(Dataset rows for apps and sites)
————————

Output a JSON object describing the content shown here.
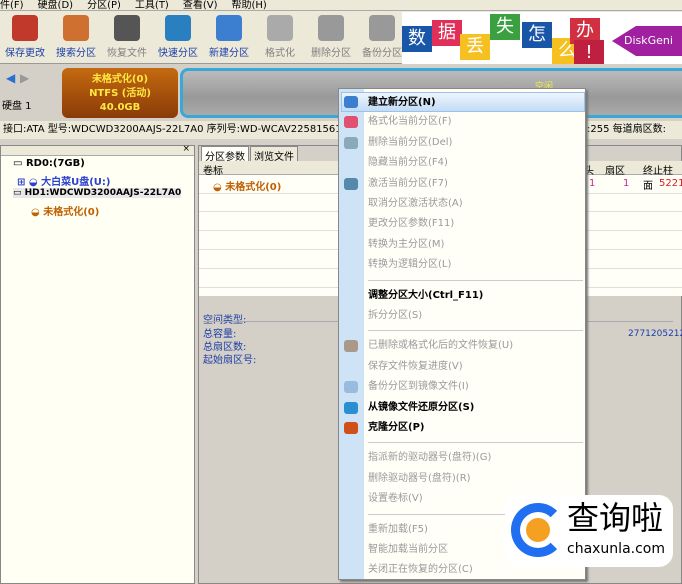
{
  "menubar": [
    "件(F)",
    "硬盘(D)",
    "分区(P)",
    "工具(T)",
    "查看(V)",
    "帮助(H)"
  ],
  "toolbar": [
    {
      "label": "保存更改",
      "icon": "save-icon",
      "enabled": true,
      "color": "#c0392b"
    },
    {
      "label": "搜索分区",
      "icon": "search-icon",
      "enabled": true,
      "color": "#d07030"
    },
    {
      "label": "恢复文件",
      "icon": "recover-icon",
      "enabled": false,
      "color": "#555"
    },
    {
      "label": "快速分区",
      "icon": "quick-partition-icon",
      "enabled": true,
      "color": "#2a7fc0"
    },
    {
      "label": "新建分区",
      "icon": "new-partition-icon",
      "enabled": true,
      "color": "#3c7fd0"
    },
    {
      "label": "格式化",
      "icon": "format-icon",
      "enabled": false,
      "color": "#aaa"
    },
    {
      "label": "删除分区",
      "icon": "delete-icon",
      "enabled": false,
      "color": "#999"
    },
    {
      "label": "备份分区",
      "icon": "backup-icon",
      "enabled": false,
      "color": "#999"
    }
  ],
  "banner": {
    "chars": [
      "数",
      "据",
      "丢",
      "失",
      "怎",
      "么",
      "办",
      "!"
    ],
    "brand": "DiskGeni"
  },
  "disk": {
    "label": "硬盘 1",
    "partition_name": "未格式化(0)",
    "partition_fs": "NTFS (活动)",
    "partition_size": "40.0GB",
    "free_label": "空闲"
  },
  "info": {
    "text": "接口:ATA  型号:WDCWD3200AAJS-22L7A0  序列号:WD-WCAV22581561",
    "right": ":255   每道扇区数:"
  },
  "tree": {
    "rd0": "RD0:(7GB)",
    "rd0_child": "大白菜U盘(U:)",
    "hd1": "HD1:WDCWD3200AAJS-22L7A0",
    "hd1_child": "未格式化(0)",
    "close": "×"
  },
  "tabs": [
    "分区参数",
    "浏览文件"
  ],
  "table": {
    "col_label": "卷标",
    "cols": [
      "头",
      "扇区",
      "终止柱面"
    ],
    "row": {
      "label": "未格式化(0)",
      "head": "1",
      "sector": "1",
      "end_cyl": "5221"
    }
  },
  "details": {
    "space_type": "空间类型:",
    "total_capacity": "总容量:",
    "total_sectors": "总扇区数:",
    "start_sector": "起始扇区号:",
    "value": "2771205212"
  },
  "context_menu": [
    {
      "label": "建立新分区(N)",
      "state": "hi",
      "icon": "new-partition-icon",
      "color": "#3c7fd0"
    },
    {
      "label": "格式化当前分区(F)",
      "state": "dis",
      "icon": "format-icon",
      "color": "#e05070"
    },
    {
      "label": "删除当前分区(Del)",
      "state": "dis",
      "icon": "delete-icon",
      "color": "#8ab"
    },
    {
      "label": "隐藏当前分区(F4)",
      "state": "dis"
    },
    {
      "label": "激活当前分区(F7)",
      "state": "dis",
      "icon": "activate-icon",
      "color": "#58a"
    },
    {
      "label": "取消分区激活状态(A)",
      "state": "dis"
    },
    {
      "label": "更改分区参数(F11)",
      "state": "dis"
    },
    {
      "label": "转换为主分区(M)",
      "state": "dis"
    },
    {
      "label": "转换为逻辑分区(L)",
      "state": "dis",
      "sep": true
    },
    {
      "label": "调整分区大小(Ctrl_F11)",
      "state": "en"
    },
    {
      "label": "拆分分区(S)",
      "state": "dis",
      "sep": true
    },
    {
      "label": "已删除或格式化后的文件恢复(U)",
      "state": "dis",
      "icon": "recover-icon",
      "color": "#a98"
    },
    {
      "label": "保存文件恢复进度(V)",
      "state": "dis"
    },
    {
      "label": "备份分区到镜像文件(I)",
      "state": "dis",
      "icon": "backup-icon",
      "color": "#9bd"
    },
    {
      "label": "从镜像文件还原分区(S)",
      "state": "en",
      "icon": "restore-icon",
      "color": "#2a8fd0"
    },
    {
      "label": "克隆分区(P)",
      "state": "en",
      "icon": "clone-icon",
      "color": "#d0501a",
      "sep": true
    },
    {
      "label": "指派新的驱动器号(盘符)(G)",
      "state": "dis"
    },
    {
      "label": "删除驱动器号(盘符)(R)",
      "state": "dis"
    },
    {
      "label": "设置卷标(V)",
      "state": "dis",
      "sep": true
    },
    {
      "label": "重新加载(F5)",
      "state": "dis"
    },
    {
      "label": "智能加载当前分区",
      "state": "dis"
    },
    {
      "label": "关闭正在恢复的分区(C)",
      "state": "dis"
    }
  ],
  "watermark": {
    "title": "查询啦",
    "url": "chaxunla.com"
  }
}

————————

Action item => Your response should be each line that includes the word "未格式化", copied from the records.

The completed task =>
    "partition_name": "未格式化(0)",
    "hd1_child": "未格式化(0)",
      "label": "未格式化(0)",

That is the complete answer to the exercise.